The movie’s real strength comes from the storytelling and the constant battle between safety and free will conveyed through the meetings that Tuan has with the film’s various characters as she hunts for the terrorist and discover how their actions tie to her own past and beliefs. There are only two action scenes in the entire film and Harmony uses them to great effect (moreso the second one than the first one). They don’t just occur in order to have a set piece so that the audience can jolt awake after sitting through another one of Spectre’s exposition-heavy board meetings. I’ve heard some people get down on Tuan and Miach for rejecting a solution that they don’t see the downside of, but I don’t understand why you have to agree with a character to find them interesting. You wouldn’t agree with any of the philosophies in Ichi the Killer, but that’s still a good movie unless you’re infected with a condition that prevents you from enjoying fun.
Even fans disagree with me on that in regards to the ending, which has been getting a bit of flak because without spoiling anything, it’s a bit of a downer.
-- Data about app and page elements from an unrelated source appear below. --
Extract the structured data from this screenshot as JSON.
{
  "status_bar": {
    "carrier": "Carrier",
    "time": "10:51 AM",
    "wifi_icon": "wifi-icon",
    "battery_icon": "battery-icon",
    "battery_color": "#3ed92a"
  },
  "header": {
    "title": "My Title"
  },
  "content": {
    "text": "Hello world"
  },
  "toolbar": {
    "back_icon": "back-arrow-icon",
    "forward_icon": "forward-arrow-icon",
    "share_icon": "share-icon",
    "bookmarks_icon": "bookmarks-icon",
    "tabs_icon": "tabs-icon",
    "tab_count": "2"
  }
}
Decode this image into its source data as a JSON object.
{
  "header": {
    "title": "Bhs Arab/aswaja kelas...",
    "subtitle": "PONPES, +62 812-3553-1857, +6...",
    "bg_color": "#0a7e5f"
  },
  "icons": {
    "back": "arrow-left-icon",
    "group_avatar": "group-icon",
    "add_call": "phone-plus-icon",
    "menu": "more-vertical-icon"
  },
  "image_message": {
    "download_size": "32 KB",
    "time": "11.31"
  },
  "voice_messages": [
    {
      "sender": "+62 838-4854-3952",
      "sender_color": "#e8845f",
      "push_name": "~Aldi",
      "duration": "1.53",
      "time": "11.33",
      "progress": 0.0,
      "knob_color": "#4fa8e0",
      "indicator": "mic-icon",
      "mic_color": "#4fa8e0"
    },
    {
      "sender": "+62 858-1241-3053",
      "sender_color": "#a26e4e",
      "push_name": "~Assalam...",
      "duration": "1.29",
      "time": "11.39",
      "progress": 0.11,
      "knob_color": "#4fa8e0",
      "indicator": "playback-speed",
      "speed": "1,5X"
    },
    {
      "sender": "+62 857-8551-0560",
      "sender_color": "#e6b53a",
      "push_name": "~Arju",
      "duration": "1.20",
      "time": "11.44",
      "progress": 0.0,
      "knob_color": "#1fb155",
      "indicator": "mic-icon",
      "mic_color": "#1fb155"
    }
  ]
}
Honestly, I’m not really sure what’s wrong with that, because that was the only natural course to take the story after everything the characters went through. I’m sorry if this sounds like common knowledge, but stories don’t get you invested in a character without putting them through some kind of hell. Even slice-of-life stuff has the characters trying to overcome something mundane in fiction, but not in reality, like gardening. Do I agree with the results? No, I wouldn’t want that to happen in reality. But this is fiction, and fiction has to make sense.
But of course, I don’t mind too much as I like a little controversy in regards to anime. If there’s anything that’s ruining the medium – and the entertainment industry as a whole – at this point, it’s the fact that everyone wants to be safe. Personally, I find safety boring. I want something to challenge me, and Harmony definitely did that. Thus, I can’t call it bad. It’s good. Really good. Probably the best original anime film to come out in years. Not that that’s a high bar or anything, but it’s nice to occasionally get something that can stand amongst the best of what Hollywood usually offers us, and it’s even nicer when the majority of a theater’s audience claps with you as soon as the credits roll and the Egoist song plays.
- Also, just like Empire of Corpses, the dubbing is weird at times. Funimation must be slacking in quality lately.
- Why am I not surprised that Bobduh is on the “Empire rules, Harmony drools” side?
- So has anyone been able to separate Egoist from Guilty Crown in the past few years? Because I sure haven’t.